Content starts

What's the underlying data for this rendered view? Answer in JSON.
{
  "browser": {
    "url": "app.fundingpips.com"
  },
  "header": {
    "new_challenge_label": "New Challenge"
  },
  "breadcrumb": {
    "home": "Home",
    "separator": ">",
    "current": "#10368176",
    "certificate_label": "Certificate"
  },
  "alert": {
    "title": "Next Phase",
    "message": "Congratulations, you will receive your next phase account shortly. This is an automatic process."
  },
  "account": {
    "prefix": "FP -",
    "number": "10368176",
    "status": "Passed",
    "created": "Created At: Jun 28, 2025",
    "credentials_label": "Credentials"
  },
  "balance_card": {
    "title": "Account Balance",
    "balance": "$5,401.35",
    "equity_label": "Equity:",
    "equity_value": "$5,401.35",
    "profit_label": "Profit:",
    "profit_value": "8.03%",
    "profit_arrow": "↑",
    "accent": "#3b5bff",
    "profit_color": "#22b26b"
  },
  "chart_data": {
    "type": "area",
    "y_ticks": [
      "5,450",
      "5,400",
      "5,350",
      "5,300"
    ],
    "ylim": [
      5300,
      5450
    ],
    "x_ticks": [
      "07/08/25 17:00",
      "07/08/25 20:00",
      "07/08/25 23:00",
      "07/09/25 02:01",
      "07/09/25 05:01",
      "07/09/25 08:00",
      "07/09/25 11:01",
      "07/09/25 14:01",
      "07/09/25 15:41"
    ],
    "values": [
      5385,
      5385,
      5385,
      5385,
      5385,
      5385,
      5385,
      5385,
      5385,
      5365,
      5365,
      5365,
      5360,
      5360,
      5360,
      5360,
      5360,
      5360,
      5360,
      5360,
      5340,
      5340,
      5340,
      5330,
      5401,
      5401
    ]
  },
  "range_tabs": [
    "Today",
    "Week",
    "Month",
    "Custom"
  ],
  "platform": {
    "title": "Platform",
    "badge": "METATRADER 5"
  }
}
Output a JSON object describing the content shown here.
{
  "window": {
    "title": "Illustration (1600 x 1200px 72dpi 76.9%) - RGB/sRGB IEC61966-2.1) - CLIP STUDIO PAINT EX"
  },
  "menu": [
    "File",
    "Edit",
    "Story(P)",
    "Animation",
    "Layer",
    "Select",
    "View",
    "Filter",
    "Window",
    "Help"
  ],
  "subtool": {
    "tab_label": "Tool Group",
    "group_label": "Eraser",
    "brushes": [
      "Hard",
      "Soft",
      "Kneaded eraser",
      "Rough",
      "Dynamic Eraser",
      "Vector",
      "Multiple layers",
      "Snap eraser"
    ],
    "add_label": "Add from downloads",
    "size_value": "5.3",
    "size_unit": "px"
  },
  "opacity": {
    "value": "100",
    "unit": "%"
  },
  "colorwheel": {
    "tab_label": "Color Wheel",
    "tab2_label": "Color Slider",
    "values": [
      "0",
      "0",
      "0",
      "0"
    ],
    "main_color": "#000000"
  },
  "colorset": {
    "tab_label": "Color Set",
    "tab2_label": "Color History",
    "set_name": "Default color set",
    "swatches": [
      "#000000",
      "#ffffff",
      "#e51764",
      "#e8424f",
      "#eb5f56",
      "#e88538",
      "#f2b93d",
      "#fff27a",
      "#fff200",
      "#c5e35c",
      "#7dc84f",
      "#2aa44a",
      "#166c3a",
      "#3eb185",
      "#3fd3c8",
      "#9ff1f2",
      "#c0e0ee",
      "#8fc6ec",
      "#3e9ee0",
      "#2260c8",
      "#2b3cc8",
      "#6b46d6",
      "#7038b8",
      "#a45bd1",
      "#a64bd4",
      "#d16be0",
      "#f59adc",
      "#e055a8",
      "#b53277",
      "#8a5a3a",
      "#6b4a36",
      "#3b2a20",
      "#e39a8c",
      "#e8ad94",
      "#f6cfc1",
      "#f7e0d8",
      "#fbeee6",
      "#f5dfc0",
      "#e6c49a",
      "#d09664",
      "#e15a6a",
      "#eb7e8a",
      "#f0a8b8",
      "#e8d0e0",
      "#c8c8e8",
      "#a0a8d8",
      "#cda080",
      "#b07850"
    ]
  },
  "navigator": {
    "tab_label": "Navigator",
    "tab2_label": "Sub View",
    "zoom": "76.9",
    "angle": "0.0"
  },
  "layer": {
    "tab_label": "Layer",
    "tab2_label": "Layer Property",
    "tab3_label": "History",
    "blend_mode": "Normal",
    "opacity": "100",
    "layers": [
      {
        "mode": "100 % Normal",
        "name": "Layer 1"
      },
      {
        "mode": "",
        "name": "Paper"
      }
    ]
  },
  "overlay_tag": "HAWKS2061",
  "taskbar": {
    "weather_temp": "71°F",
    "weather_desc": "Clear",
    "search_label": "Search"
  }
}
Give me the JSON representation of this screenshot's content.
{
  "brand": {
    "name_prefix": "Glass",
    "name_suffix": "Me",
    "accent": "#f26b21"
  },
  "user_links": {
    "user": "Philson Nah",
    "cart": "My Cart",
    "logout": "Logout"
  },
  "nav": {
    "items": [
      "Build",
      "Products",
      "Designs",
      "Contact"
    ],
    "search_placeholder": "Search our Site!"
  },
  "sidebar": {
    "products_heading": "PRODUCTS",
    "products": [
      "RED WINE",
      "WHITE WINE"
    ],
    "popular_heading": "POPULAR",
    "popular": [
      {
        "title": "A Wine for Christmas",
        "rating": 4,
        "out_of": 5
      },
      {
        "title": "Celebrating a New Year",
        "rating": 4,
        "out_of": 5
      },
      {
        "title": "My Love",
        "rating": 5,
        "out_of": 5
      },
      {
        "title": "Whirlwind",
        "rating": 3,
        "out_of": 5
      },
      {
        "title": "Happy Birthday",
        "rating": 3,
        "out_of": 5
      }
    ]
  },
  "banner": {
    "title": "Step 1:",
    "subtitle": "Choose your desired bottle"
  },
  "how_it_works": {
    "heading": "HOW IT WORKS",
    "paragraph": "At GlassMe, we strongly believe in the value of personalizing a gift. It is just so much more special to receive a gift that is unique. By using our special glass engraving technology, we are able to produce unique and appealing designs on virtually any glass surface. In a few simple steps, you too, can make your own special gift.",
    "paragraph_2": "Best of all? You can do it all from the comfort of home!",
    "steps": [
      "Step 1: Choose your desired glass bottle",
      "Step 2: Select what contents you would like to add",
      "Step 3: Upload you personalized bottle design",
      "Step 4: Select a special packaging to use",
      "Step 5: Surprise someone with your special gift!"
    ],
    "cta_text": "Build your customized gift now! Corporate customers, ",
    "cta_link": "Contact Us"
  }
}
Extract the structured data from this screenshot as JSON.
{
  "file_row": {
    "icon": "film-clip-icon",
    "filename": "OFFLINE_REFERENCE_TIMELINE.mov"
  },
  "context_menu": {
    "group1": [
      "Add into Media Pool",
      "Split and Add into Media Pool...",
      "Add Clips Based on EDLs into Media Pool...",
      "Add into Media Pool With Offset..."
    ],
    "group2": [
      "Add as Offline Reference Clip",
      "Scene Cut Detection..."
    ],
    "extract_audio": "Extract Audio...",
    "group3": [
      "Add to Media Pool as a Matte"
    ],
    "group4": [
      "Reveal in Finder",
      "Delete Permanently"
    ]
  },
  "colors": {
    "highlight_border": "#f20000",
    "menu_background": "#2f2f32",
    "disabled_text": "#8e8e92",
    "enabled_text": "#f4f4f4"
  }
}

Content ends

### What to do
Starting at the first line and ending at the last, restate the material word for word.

### Solution to this exercise
What's the underlying data for this rendered view? Answer in JSON.
{
  "browser": {
    "url": "app.fundingpips.com"
  },
  "header": {
    "new_challenge_label": "New Challenge"
  },
  "breadcrumb": {
    "home": "Home",
    "separator": ">",
    "current": "#10368176",
    "certificate_label": "Certificate"
  },
  "alert": {
    "title": "Next Phase",
    "message": "Congratulations, you will receive your next phase account shortly. This is an automatic process."
  },
  "account": {
    "prefix": "FP -",
    "number": "10368176",
    "status": "Passed",
    "created": "Created At: Jun 28, 2025",
    "credentials_label": "Credentials"
  },
  "balance_card": {
    "title": "Account Balance",
    "balance": "$5,401.35",
    "equity_label": "Equity:",
    "equity_value": "$5,401.35",
    "profit_label": "Profit:",
    "profit_value": "8.03%",
    "profit_arrow": "↑",
    "accent": "#3b5bff",
    "profit_color": "#22b26b"
  },
  "chart_data": {
    "type": "area",
    "y_ticks": [
      "5,450",
      "5,400",
      "5,350",
      "5,300"
    ],
    "ylim": [
      5300,
      5450
    ],
    "x_ticks": [
      "07/08/25 17:00",
      "07/08/25 20:00",
      "07/08/25 23:00",
      "07/09/25 02:01",
      "07/09/25 05:01",
      "07/09/25 08:00",
      "07/09/25 11:01",
      "07/09/25 14:01",
      "07/09/25 15:41"
    ],
    "values": [
      5385,
      5385,
      5385,
      5385,
      5385,
      5385,
      5385,
      5385,
      5385,
      5365,
      5365,
      5365,
      5360,
      5360,
      5360,
      5360,
      5360,
      5360,
      5360,
      5360,
      5340,
      5340,
      5340,
      5330,
      5401,
      5401
    ]
  },
  "range_tabs": [
    "Today",
    "Week",
    "Month",
    "Custom"
  ],
  "platform": {
    "title": "Platform",
    "badge": "METATRADER 5"
  }
}
Output a JSON object describing the content shown here.
{
  "window": {
    "title": "Illustration (1600 x 1200px 72dpi 76.9%) - RGB/sRGB IEC61966-2.1) - CLIP STUDIO PAINT EX"
  },
  "menu": [
    "File",
    "Edit",
    "Story(P)",
    "Animation",
    "Layer",
    "Select",
    "View",
    "Filter",
    "Window",
    "Help"
  ],
  "subtool": {
    "tab_label": "Tool Group",
    "group_label": "Eraser",
    "brushes": [
      "Hard",
      "Soft",
      "Kneaded eraser",
      "Rough",
      "Dynamic Eraser",
      "Vector",
      "Multiple layers",
      "Snap eraser"
    ],
    "add_label": "Add from downloads",
    "size_value": "5.3",
    "size_unit": "px"
  },
  "opacity": {
    "value": "100",
    "unit": "%"
  },
  "colorwheel": {
    "tab_label": "Color Wheel",
    "tab2_label": "Color Slider",
    "values": [
      "0",
      "0",
      "0",
      "0"
    ],
    "main_color": "#000000"
  },
  "colorset": {
    "tab_label": "Color Set",
    "tab2_label": "Color History",
    "set_name": "Default color set",
    "swatches": [
      "#000000",
      "#ffffff",
      "#e51764",
      "#e8424f",
      "#eb5f56",
      "#e88538",
      "#f2b93d",
      "#fff27a",
      "#fff200",
      "#c5e35c",
      "#7dc84f",
      "#2aa44a",
      "#166c3a",
      "#3eb185",
      "#3fd3c8",
      "#9ff1f2",
      "#c0e0ee",
      "#8fc6ec",
      "#3e9ee0",
      "#2260c8",
      "#2b3cc8",
      "#6b46d6",
      "#7038b8",
      "#a45bd1",
      "#a64bd4",
      "#d16be0",
      "#f59adc",
      "#e055a8",
      "#b53277",
      "#8a5a3a",
      "#6b4a36",
      "#3b2a20",
      "#e39a8c",
      "#e8ad94",
      "#f6cfc1",
      "#f7e0d8",
      "#fbeee6",
      "#f5dfc0",
      "#e6c49a",
      "#d09664",
      "#e15a6a",
      "#eb7e8a",
      "#f0a8b8",
      "#e8d0e0",
      "#c8c8e8",
      "#a0a8d8",
      "#cda080",
      "#b07850"
    ]
  },
  "navigator": {
    "tab_label": "Navigator",
    "tab2_label": "Sub View",
    "zoom": "76.9",
    "angle": "0.0"
  },
  "layer": {
    "tab_label": "Layer",
    "tab2_label": "Layer Property",
    "tab3_label": "History",
    "blend_mode": "Normal",
    "opacity": "100",
    "layers": [
      {
        "mode": "100 % Normal",
        "name": "Layer 1"
      },
      {
        "mode": "",
        "name": "Paper"
      }
    ]
  },
  "overlay_tag": "HAWKS2061",
  "taskbar": {
    "weather_temp": "71°F",
    "weather_desc": "Clear",
    "search_label": "Search"
  }
}
Give me the JSON representation of this screenshot's content.
{
  "brand": {
    "name_prefix": "Glass",
    "name_suffix": "Me",
    "accent": "#f26b21"
  },
  "user_links": {
    "user": "Philson Nah",
    "cart": "My Cart",
    "logout": "Logout"
  },
  "nav": {
    "items": [
      "Build",
      "Products",
      "Designs",
      "Contact"
    ],
    "search_placeholder": "Search our Site!"
  },
  "sidebar": {
    "products_heading": "PRODUCTS",
    "products": [
      "RED WINE",
      "WHITE WINE"
    ],
    "popular_heading": "POPULAR",
    "popular": [
      {
        "title": "A Wine for Christmas",
        "rating": 4,
        "out_of": 5
      },
      {
        "title": "Celebrating a New Year",
        "rating": 4,
        "out_of": 5
      },
      {
        "title": "My Love",
        "rating": 5,
        "out_of": 5
      },
      {
        "title": "Whirlwind",
        "rating": 3,
        "out_of": 5
      },
      {
        "title": "Happy Birthday",
        "rating": 3,
        "out_of": 5
      }
    ]
  },
  "banner": {
    "title": "Step 1:",
    "subtitle": "Choose your desired bottle"
  },
  "how_it_works": {
    "heading": "HOW IT WORKS",
    "paragraph": "At GlassMe, we strongly believe in the value of personalizing a gift. It is just so much more special to receive a gift that is unique. By using our special glass engraving technology, we are able to produce unique and appealing designs on virtually any glass surface. In a few simple steps, you too, can make your own special gift.",
    "paragraph_2": "Best of all? You can do it all from the comfort of home!",
    "steps": [
      "Step 1: Choose your desired glass bottle",
      "Step 2: Select what contents you would like to add",
      "Step 3: Upload you personalized bottle design",
      "Step 4: Select a special packaging to use",
      "Step 5: Surprise someone with your special gift!"
    ],
    "cta_text": "Build your customized gift now! Corporate customers, ",
    "cta_link": "Contact Us"
  }
}
Extract the structured data from this screenshot as JSON.
{
  "file_row": {
    "icon": "film-clip-icon",
    "filename": "OFFLINE_REFERENCE_TIMELINE.mov"
  },
  "context_menu": {
    "group1": [
      "Add into Media Pool",
      "Split and Add into Media Pool...",
      "Add Clips Based on EDLs into Media Pool...",
      "Add into Media Pool With Offset..."
    ],
    "group2": [
      "Add as Offline Reference Clip",
      "Scene Cut Detection..."
    ],
    "extract_audio": "Extract Audio...",
    "group3": [
      "Add to Media Pool as a Matte"
    ],
    "group4": [
      "Reveal in Finder",
      "Delete Permanently"
    ]
  },
  "colors": {
    "highlight_border": "#f20000",
    "menu_background": "#2f2f32",
    "disabled_text": "#8e8e92",
    "enabled_text": "#f4f4f4"
  }
}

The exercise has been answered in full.